NIELSEN: Symphonies: No. 1 in G minor, Op. 7; No. 4, Op. 29 “Inextinguishable.”

NIELSEN: Symphonies: No. 1 in G minor, Op. 7; No. 4, Op. 29 “Inextinguishable.”Gennady Rozhdestvensky conducting the Royal Stockholm Philharmonic Orchestra. CHANDOS CHAN-9260 [DDD]; 74:17. Produced by Brian Couzens

In discussions of Carl Nielsen’s symphonies, No I is often patronized as a work of apprenticeship, written in the shadow of central-European mid-nineteenth-century models. I think this view is shallow to the point of inaccuracy. Yes, the composer clearly followed Brahms and Dvorak as formal models, but much more salient to the work’s identity is its revelation of a strikingly original voice and temperament, evident from the instant it begins. The Nielsen character is worlds apart from the sensuality, textural viscosity, and psychological ambivalence of the post-Wagnerians, as well as from the weighty sobriety of the symphonic conservatives mentioned above, and even from the meandering ruminations of his contemporary Sibelius. Its leanness, vigor, and dynamism place Nielsen’s music much closer to the spirit of Beethoven than to that of others nearer to his age, while a rustic whimsy produced by quirky modal inflections around the third and seventh scale steps lends an infectious idiosyncratic flavor. These qualities produce the freshly exuberant and exhilarating personality that is unmistakable as Nielsen’s and is fully present in the 1892 Symphony No. 1, a work that in its entirety is actually more fully realized than either No. 2 or No. 3 (despite the ecstatic affirmation of the glorious first movement of the latter).
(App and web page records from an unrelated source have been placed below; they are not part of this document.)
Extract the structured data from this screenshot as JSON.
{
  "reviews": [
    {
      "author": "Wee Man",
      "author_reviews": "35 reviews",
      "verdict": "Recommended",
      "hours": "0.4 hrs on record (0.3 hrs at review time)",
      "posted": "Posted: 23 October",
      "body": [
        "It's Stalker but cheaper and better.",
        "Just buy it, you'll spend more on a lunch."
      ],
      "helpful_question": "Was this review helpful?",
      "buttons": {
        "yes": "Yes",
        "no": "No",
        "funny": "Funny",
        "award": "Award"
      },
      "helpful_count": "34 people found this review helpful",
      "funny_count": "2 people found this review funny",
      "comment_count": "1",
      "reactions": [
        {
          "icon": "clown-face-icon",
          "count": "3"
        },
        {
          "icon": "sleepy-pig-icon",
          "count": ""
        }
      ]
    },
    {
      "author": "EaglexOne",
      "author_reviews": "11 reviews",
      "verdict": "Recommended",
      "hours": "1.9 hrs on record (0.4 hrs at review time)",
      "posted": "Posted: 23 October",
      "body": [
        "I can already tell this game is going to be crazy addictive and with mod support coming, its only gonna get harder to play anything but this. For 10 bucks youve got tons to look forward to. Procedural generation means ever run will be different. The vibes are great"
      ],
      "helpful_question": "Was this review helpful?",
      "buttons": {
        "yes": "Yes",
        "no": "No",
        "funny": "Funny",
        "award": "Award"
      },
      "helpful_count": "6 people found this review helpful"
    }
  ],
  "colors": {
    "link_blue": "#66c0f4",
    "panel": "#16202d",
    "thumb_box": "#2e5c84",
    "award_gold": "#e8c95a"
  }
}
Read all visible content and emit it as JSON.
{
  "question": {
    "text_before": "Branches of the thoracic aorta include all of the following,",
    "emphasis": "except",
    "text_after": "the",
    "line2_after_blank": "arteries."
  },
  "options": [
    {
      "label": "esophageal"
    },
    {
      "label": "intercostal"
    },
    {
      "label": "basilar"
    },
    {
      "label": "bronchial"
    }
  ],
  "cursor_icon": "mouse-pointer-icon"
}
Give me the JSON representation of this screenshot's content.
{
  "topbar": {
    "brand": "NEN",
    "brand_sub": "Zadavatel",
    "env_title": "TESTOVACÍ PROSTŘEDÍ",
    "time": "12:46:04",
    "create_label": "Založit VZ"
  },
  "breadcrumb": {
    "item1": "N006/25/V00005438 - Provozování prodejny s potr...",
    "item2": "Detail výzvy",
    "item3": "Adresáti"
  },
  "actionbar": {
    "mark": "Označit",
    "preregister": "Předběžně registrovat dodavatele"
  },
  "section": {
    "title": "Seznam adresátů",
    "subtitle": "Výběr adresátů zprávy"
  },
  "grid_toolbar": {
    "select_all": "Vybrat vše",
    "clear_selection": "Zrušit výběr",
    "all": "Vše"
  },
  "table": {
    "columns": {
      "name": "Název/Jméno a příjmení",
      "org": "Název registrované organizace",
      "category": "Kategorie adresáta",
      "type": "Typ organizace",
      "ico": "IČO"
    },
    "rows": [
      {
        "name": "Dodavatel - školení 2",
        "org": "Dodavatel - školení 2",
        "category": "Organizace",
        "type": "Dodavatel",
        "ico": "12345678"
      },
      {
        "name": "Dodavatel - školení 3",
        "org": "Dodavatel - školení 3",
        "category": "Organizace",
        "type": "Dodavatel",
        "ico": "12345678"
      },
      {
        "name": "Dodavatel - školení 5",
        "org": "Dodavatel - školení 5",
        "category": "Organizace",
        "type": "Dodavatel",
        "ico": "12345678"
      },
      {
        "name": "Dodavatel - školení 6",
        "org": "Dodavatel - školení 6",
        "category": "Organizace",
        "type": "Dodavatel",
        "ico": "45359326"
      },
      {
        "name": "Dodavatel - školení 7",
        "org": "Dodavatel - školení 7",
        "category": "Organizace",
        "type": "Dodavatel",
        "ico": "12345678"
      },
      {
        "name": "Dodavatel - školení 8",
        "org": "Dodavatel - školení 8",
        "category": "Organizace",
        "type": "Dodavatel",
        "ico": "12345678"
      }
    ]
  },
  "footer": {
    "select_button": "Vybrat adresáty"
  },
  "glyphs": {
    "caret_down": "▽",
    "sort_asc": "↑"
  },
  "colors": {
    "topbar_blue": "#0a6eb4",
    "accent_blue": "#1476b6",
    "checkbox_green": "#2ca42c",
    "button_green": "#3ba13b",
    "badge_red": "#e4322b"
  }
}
As its subtitle suggests, the Symphony No. 4, “Inextinguishable” (1914-16), takes on an ambitious challenge: “to describe all that has the will and the urge for life, which cannot be kept down.”   The music bursts forth with an explosion of energy as if kindled by a lightning bolt, leaving in its wake some of the most convincingly life-affirming music ever written. However, there are some formidable interpretive challenges as well: the burst of energy that launches the work is very difficult to sustain, especially because along with transcendental moments of exaltation, there are also some stretches that are less interesting and rather workman-like Ultimately, the symphony seems to be straining for a triumphant grandeur that is beyond its reach. Various performances have sought to cope with these problems in different ways.

In addressing these two symphonies, Gennady Rozhdestvensky seems to be attempting to bring them closer to — or perhaps to underline their connections to — the warm, expansivegem├╝tlichkeit of Brahms. In so doing, he calls forth some very fine playing from the Royal Stockholm Philharmonic, producing a rich, full string sound, and giving serious, deliberate attention to nuances of phrasing. This approach, along with the opening of a conventionally observed cut in the last movement, makes a much larger work of the First Symphony than one usually perceives, while toning down the violent undercurrents of the Fourth.   If one wishes to consider such a view of these works, then these are fine, well-executed performances. But I think that Rozhdestvensky is going against the nature of the music and his readings are not what these pieces are about. In listening to some other recent performances, I find the economically-priced complete set of Nielsen Symphonies on BIB CD-614/616), featuring the Gothenburg Symphony Orchestra under Myung-Whun Chung (in Nos I et al.) and Neeme Jarvi (in Nos. 4 and 6) to be comparably polished, but more idiomatically interpreted, and strongly recommended. Paavo Berglund’s renditions of Nos. 1 and 4 with the Royal Danish Orchestra RCA Victor 7701-2-RC) are good, but a little too tight-lipped and driven, overlooking the warmth and playfulness that are also essential to this music. Furthermore the orchestral sound on that recording lacks depth and fullness of sonority.